Many businesses hesitate to expand into an overseas market, preferring to focus instead on domestic growth. Whilst this is a perfectly legitimate strategy it can give competition an edge if they have an alternative view.
One thing’s for sure: executing well in a new market provides a great opportunity for a business to really steepen the growth trajectory, as the ability to access a very large, previously untapped market can be a real game changer.
There are, however, many risks when operating in a new market for the first time. Establishing new customers in a new market can be quite challenging, with businesses spending a lot of time and resources deciding on a suitable pricing strategy. With an international business, pricing strategy gets trickier not just for customer pricing but internal transfer pricing as well.
The online FX pricing trap

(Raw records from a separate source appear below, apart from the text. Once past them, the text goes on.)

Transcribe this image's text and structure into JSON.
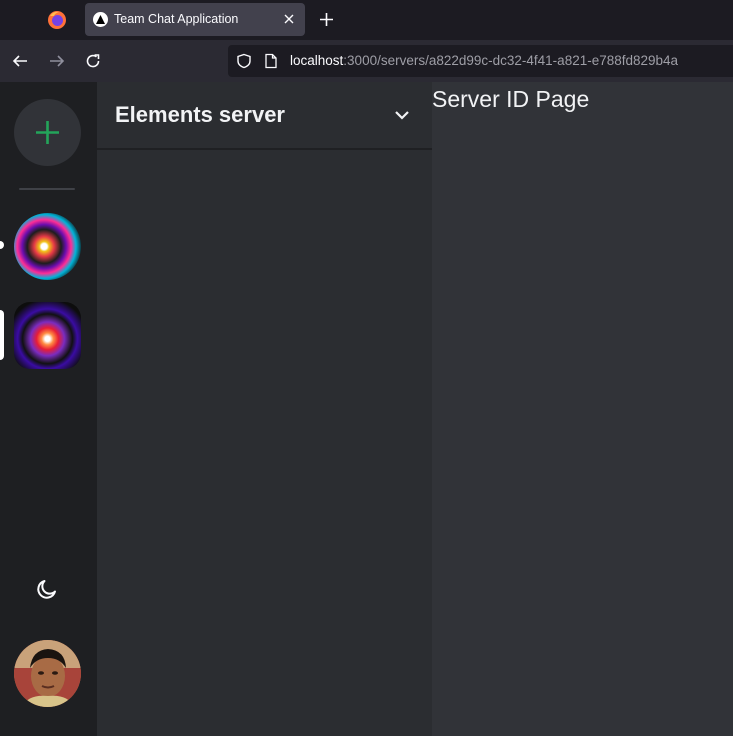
{
  "browser": {
    "tab": {
      "title": "Team Chat Application"
    },
    "url": {
      "host": "localhost",
      "rest": ":3000/servers/a822d99c-dc32-4f41-a821-e788fd829b4a"
    }
  },
  "rail": {
    "icons": [
      "plus-icon",
      "moon-icon"
    ],
    "servers": [
      "server-1",
      "server-2"
    ],
    "accent": "#23a55a"
  },
  "channels": {
    "server_name": "Elements server"
  },
  "main": {
    "title": "Server ID Page"
  }
}
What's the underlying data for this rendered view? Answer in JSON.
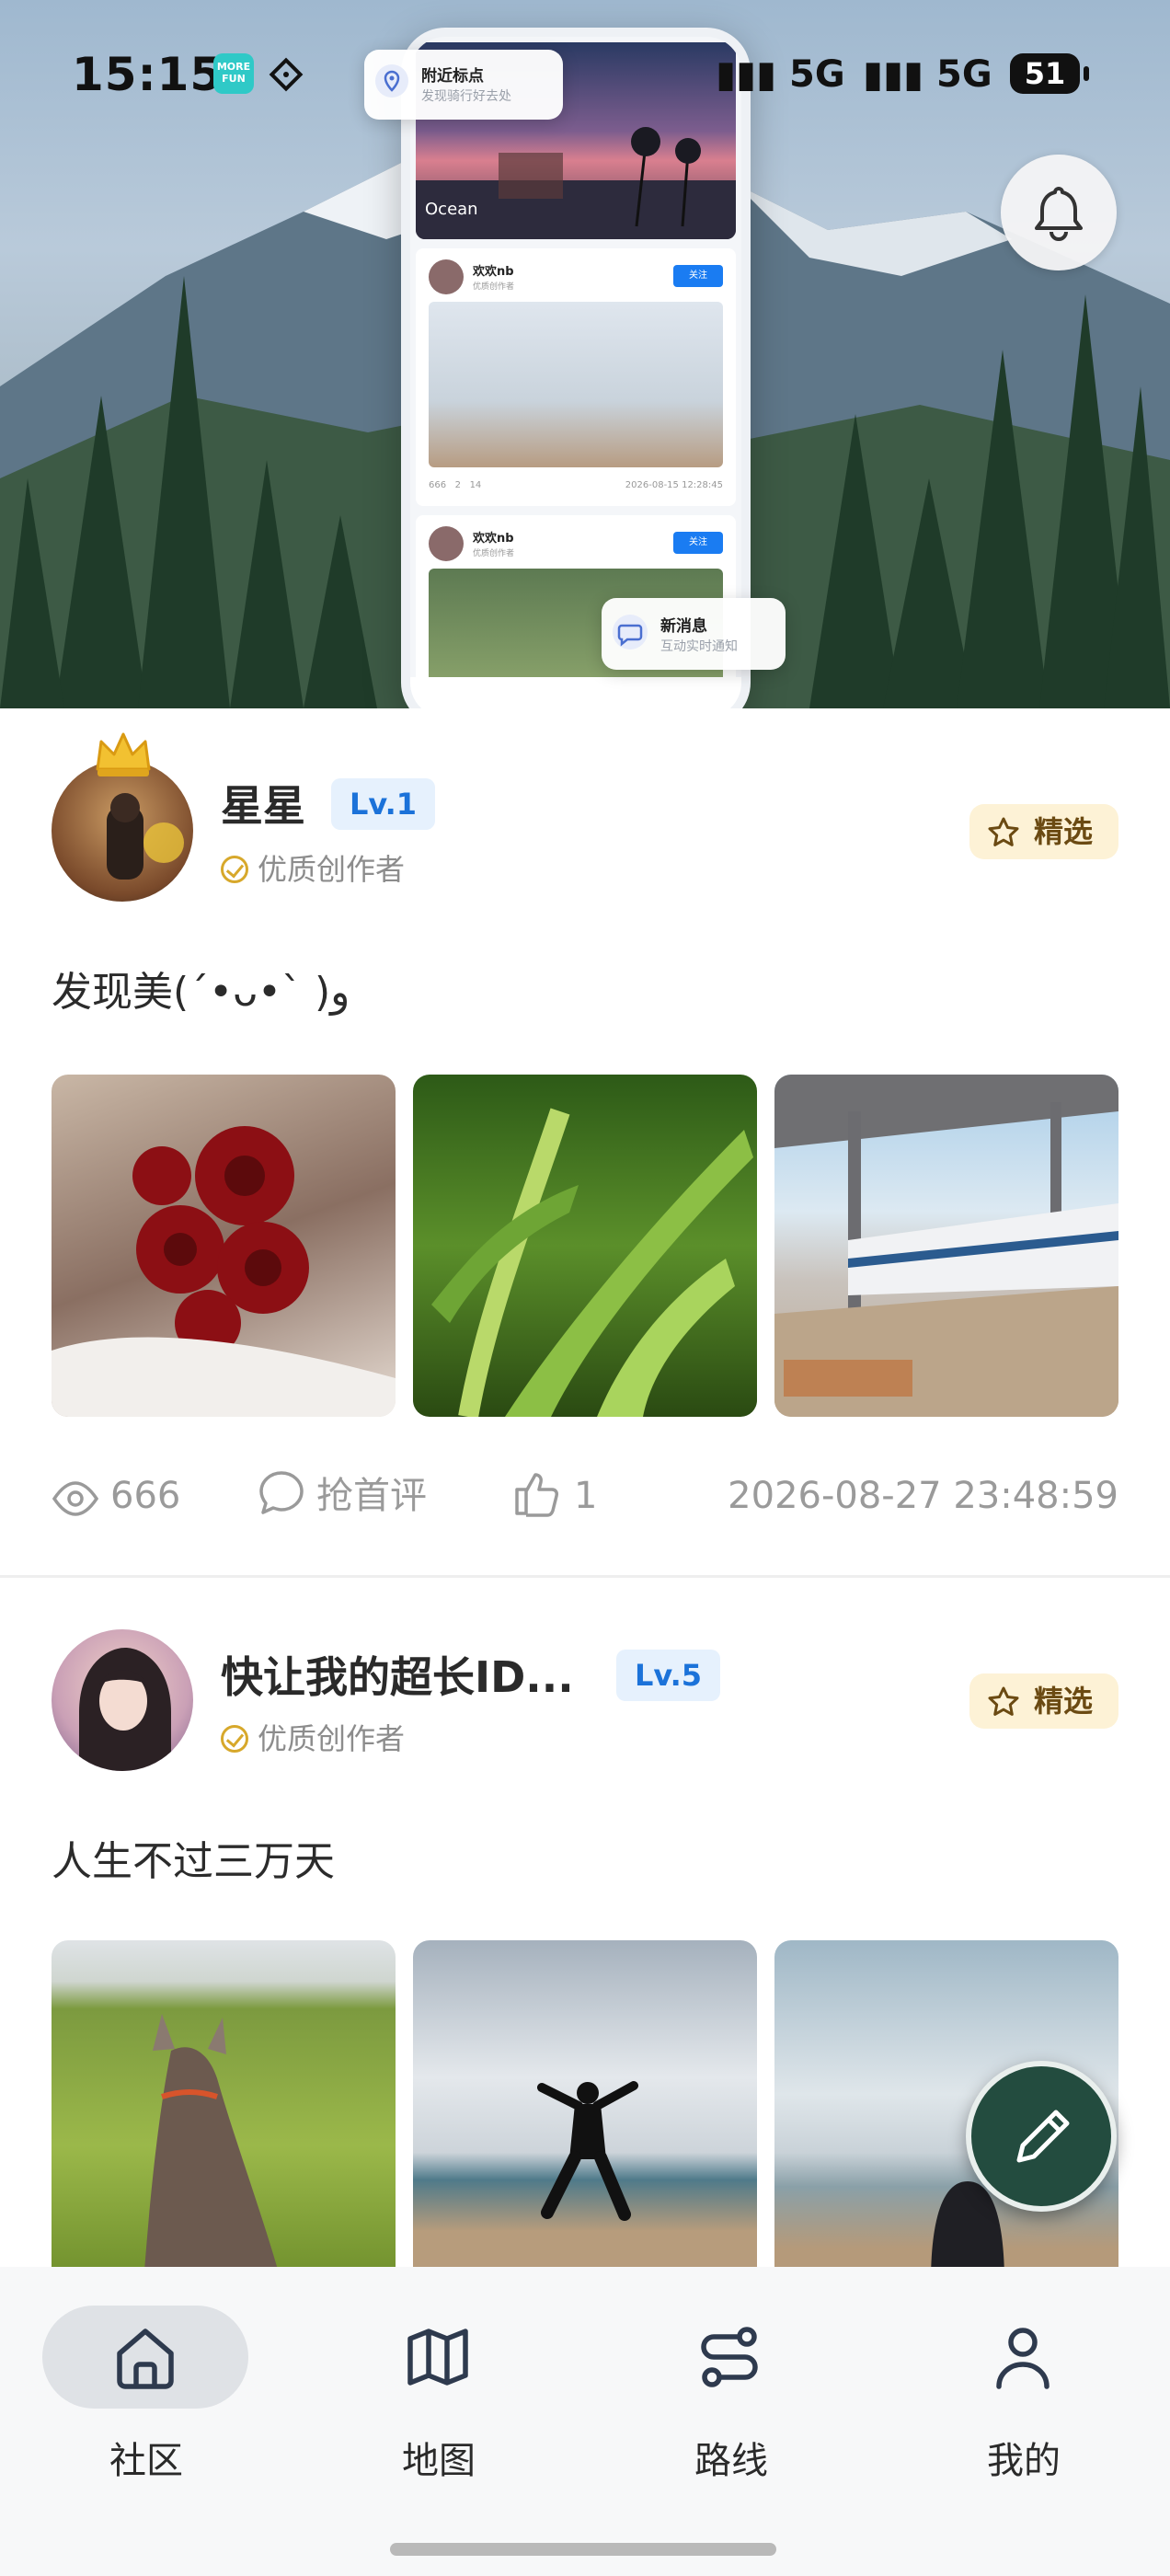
{
  "status_bar": {
    "time": "15:15",
    "app_badge": "MORE FUN",
    "signal_1": "5G",
    "signal_2": "5G",
    "battery": "51"
  },
  "hero_preview": {
    "banner_caption": "Ocean",
    "nearby_popup": {
      "title": "附近标点",
      "subtitle": "发现骑行好去处"
    },
    "message_popup": {
      "title": "新消息",
      "subtitle": "互动实时通知"
    },
    "mini_posts": [
      {
        "name": "欢欢nb",
        "role": "优质创作者",
        "follow": "关注",
        "views": "666",
        "comments": "2",
        "likes": "14",
        "time": "2026-08-15 12:28:45"
      },
      {
        "name": "欢欢nb",
        "role": "优质创作者",
        "follow": "关注"
      }
    ]
  },
  "posts": [
    {
      "author": "星星",
      "level": "Lv.1",
      "role": "优质创作者",
      "badge": "精选",
      "content": "发现美(ˊ•ᴗ•ˋ )و",
      "views": "666",
      "comment_label": "抢首评",
      "likes": "1",
      "time": "2026-08-27 23:48:59"
    },
    {
      "author": "快让我的超长ID...",
      "level": "Lv.5",
      "role": "优质创作者",
      "badge": "精选",
      "content": "人生不过三万天"
    }
  ],
  "tabs": [
    {
      "label": "社区",
      "icon": "home-icon",
      "active": true
    },
    {
      "label": "地图",
      "icon": "map-icon",
      "active": false
    },
    {
      "label": "路线",
      "icon": "route-icon",
      "active": false
    },
    {
      "label": "我的",
      "icon": "user-icon",
      "active": false
    }
  ],
  "colors": {
    "accent_blue": "#1b72d9",
    "badge_gold": "#fdf2d6",
    "fab_green": "#234c3f"
  }
}
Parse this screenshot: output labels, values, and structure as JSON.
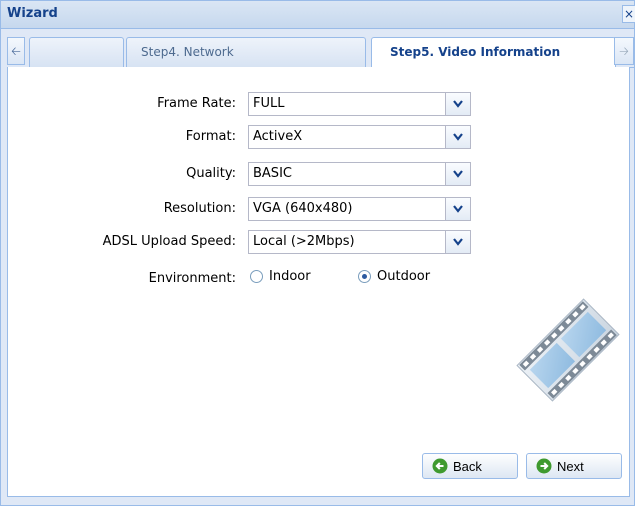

Many businesses new to overseas expansion fall into the trap of converting the domestic price into a foreign currency price using an indicative exchange rate they find online. This could be a rate displayed on a currency converter or a news website quoting exchange rates that are often either delayed, a mid-rate or interbank rate.
Delayed pricing could be either a few minutes, hours or in some cases a day late. In a market that is constantly moving every second, and can move a considerable amount in just a few hours, using such an exchange rate to price overseas customers is a recipe for disaster. An adverse move could wipe out the profitability of the transaction altogether.
Exchange rates – what’s the difference?
Rates for international money transfers are quoted as simultaneous buy and sell prices. There is a difference between the buy and sell price, which is called the spread. Most currency converters on the internet show a mid-rate that lies between the buy and sell prices meaning the rate is not reliable at all as you can’t buy or sell at that rate. What makes this worse is that the mid-rate may also be delayed.
The exchange rates displayed on news sites, similar to mid-rates, are usually what’s known as the interbank or wholesale rate. This is the rate that the banks and very large institutions get to transact at amongst themselves. The aim for business is to try and get as close as possible to this exchange rate, but it is highly unlikely that it is possible to transfer money internationally using a bank within 1% of this rate, unless the size of the transfer is in the tens of millions at a time.
If a business is using any of these exchange rates to price their customers then it is highly likely they will incur some large FX losses over time that can not only wipe out any profit margin but even return a loss.
There is often a timing mismatch because by the time the foreign currency is received and then converted back into Australian dollars the exchange rate has moved. Yes, it could have moved in a business’s favour, actually increasing profits, and whilst this may happen it is by pure chance and the odds are that at some point the movement will be in the other direction.
Some businesses with a little more experience dealing with foreign pricing often use the buy or sell rate of the banks to price customers. This is a step in the right direction because at least that is the actual transfer rate for that day (not a mid-rate or interbank rate) but it is still not live as the banks tend to set these at the beginning of each day for that day’s trade. So if there is a delay in the funds transfer of a few days then the actual exchange rate when the funds are received will again be different.
Getting some certainty
It’s probably no great surprise that the banks usually don’t like to take any risk, so they prefer to receive the foreign currency first and then convert into Aussie dollars once received at the exchange rate they have set for that day. This is not the best result for the business, not only because the exchange rates can be quite horrendous but also because they cannot budget with any certainty as to what amount of money they will receive when. Compounding the frustration for many is the difficulty of reconciling at month end, with the more foreign payments received throughout the period the larger the administrative burden.
In this instance banks will often recommend a business open a foreign currency bank account to control the conversion rate and make accounting simpler. There are also some netting benefits for those businesses that have two-way currency flows, i.e. receive frequent offshore payments and also have a regular need to send money the other way. However, the maintenance and inward receiving fees on foreign currency bank accounts are usually very high, making them less attractive.
In order to get some certainty it is possible to secure an exchange rate before the international money transfer takes place. To get access to this type of facility, businesses may have to shop around and seek the services of an alternative provider of international money transfers. These providers should provide the ability to lock in an exchange rate prior to the funds being received without the need for a foreign currency bank account. Not only can such a provider help avoid the online FX pricing trap and ensure some cash flow certainty but they can also provide advice as to better manage your international pricing.